Task input »
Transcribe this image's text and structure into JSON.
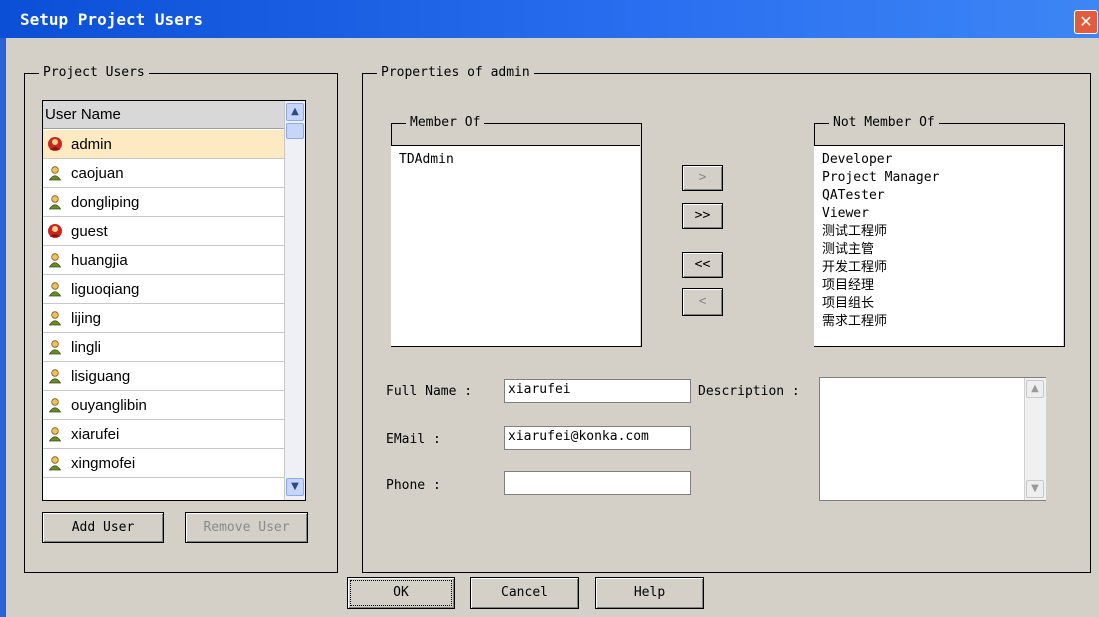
{
  "window": {
    "title": "Setup Project Users",
    "close_glyph": "✕"
  },
  "project_users": {
    "legend": "Project Users",
    "column_header": "User Name",
    "users": [
      {
        "name": "admin",
        "icon": "admin-user-icon",
        "selected": true
      },
      {
        "name": "caojuan",
        "icon": "user-icon"
      },
      {
        "name": "dongliping",
        "icon": "user-icon"
      },
      {
        "name": "guest",
        "icon": "admin-user-icon"
      },
      {
        "name": "huangjia",
        "icon": "user-icon"
      },
      {
        "name": "liguoqiang",
        "icon": "user-icon"
      },
      {
        "name": "lijing",
        "icon": "user-icon"
      },
      {
        "name": "lingli",
        "icon": "user-icon"
      },
      {
        "name": "lisiguang",
        "icon": "user-icon"
      },
      {
        "name": "ouyanglibin",
        "icon": "user-icon"
      },
      {
        "name": "xiarufei",
        "icon": "user-icon"
      },
      {
        "name": "xingmofei",
        "icon": "user-icon"
      }
    ],
    "add_user_label": "Add User",
    "remove_user_label": "Remove User"
  },
  "properties": {
    "legend": "Properties of admin",
    "member_of": {
      "legend": "Member Of",
      "items": [
        "TDAdmin"
      ]
    },
    "not_member_of": {
      "legend": "Not Member Of",
      "items": [
        "Developer",
        "Project Manager",
        "QATester",
        "Viewer",
        "测试工程师",
        "测试主管",
        "开发工程师",
        "项目经理",
        "项目组长",
        "需求工程师"
      ]
    },
    "move_buttons": {
      "add_one": ">",
      "add_all": ">>",
      "remove_all": "<<",
      "remove_one": "<"
    },
    "full_name": {
      "label": "Full Name :",
      "value": "xiarufei"
    },
    "email": {
      "label": "EMail :",
      "value": "xiarufei@konka.com"
    },
    "phone": {
      "label": "Phone :",
      "value": ""
    },
    "description": {
      "label": "Description :",
      "value": ""
    }
  },
  "footer": {
    "ok_label": "OK",
    "cancel_label": "Cancel",
    "help_label": "Help"
  },
  "colors": {
    "titlebar": "#0a4fd6",
    "dialog_bg": "#d4d0c8",
    "selected_row": "#fde9c2",
    "close_button": "#e25b3d"
  }
}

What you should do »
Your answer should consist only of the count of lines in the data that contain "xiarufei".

Result of the exercise »
3